_Task:_
From the data that follows, report the number of lines including "caiocastro", and only that number.

━━━

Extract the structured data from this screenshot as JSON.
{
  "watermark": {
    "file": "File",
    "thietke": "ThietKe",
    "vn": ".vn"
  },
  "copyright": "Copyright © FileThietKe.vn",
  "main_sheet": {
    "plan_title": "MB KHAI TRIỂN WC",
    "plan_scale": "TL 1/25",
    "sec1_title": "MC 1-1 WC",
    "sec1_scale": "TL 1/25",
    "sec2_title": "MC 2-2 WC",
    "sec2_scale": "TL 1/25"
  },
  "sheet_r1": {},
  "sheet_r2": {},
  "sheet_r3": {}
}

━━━

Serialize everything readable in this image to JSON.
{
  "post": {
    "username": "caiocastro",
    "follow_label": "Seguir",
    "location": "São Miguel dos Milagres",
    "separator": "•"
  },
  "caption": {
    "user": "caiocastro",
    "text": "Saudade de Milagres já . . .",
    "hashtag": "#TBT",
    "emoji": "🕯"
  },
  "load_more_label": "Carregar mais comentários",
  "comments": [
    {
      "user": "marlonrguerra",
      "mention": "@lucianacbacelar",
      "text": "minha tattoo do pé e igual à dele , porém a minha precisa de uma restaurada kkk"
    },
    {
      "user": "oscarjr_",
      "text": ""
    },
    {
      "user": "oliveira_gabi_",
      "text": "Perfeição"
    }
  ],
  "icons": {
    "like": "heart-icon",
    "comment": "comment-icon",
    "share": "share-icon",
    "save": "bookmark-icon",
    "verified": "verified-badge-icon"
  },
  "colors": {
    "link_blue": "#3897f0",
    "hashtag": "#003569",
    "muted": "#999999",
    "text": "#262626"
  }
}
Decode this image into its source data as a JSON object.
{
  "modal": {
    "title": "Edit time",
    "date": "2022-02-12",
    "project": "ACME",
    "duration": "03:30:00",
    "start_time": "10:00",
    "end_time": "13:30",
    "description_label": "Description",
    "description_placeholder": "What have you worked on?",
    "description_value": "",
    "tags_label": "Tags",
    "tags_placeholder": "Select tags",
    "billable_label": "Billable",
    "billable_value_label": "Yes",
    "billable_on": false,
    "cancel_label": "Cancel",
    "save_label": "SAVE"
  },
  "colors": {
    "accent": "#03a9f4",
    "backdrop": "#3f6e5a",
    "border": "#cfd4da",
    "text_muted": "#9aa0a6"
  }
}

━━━

_Answer to the problem:_
2